The Open Sesame to abortion is “risk to mental health”. Today in Britain, some 97 percent of all abortions are allowed on the grounds that the pregnancy is a risk to the mother’s mental health.
In the 1960s when British lawmakers were drafting the Abortion Act 1967, they assured the public that the new law would only permit abortion under very strict conditions, and that there would be no slippery slope to abortion-on-demand. The purpose of this law, they claimed, was to end the small number of dangerous backstreet abortions. Tragically, 50 years later their assurances have proven hollow and worthless.
Even though the British law requires that two doctors to certify that an abortion is needed on medical grounds, no one seriously denies that abortion-on-demand is the current practice in the UK. The weak link in the Abortion Act was the clause allowing abortion if a pregnancy carried a ‘risk of injury to the mental health of the pregnant woman’.
What does these words even mean? What constitutes a ‘risk to mental health’? A ‘crisis pregnancy’ would qualify. Are you underage? Are you unemployed, can’t afford a baby, and so on. Just say “I can’t take it” and the doctor will sign the form. No wonder doctors treat the consultation as a charade, and want it replaced with legalised abortion-on-demand.
The Irish Minister for Health proposes to allow abortion between 12 and 23 weeks in what he claims would be “exceptional circumstances”, including the risk to mental health. Just how he hopes to make abortion exceptional is yet to be explained, seeing what has happened in the UK over the past five decades.
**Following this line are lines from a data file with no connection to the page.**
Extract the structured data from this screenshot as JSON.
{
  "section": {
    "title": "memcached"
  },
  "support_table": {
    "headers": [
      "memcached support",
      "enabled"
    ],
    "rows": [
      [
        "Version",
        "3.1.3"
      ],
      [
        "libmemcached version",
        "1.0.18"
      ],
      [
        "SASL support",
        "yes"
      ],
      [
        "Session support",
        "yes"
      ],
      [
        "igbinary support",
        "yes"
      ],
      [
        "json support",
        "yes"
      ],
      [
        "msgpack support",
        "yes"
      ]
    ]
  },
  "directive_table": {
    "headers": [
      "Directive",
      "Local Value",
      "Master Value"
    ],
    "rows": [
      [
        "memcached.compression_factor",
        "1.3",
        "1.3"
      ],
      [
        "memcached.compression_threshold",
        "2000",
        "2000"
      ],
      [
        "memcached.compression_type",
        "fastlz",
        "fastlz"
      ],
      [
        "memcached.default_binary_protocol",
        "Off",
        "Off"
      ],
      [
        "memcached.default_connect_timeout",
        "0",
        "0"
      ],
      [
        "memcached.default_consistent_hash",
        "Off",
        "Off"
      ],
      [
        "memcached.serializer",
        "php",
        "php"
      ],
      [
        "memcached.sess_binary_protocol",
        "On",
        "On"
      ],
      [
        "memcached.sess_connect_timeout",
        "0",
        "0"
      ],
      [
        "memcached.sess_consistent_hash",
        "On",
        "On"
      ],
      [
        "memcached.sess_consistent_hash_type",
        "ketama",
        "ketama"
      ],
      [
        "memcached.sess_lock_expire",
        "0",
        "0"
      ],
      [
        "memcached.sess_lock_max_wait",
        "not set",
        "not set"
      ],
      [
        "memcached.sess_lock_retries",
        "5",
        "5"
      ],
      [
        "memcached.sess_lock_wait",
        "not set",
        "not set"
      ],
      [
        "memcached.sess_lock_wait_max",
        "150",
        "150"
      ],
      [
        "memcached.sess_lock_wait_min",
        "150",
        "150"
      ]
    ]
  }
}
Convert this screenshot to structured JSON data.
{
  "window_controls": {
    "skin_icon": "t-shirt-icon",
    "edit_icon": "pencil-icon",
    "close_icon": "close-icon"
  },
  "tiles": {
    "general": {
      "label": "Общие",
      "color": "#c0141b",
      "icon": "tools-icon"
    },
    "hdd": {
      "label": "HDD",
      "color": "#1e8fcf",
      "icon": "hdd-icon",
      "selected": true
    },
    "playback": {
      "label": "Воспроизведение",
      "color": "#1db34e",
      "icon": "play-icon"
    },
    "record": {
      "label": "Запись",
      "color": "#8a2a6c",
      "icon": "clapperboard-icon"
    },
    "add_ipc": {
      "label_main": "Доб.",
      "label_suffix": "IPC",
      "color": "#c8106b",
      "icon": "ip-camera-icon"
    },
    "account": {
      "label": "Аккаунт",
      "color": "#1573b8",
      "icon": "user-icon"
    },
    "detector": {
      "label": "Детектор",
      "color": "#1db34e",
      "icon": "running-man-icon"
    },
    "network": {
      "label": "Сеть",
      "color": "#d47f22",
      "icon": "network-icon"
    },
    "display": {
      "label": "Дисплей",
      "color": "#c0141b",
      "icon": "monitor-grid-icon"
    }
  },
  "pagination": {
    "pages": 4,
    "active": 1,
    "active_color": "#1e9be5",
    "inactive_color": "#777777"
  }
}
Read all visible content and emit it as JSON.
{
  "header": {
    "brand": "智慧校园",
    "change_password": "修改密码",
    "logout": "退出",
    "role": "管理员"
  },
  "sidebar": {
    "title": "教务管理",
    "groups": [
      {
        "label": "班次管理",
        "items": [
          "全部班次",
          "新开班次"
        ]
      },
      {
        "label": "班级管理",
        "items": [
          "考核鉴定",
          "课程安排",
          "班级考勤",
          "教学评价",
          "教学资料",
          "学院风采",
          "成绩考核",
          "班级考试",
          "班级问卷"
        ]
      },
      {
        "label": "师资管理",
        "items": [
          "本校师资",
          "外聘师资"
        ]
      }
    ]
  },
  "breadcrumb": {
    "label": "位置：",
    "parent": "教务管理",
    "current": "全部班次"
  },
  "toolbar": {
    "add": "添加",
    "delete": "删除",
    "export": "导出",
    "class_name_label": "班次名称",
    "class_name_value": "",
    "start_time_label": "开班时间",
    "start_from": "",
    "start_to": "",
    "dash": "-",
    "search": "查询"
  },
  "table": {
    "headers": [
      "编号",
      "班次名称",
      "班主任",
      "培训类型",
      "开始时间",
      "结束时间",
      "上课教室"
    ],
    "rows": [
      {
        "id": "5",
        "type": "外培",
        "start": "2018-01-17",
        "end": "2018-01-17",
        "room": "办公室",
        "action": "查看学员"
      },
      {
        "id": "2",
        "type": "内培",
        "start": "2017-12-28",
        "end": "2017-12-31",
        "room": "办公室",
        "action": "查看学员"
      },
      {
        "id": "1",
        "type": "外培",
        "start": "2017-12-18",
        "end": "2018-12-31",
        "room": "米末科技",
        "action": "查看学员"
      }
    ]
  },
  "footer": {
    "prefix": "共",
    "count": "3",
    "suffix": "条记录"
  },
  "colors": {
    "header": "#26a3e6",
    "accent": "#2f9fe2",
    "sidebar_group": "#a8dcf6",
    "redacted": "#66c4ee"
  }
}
Do our political leaders learn anything from the example of other countries?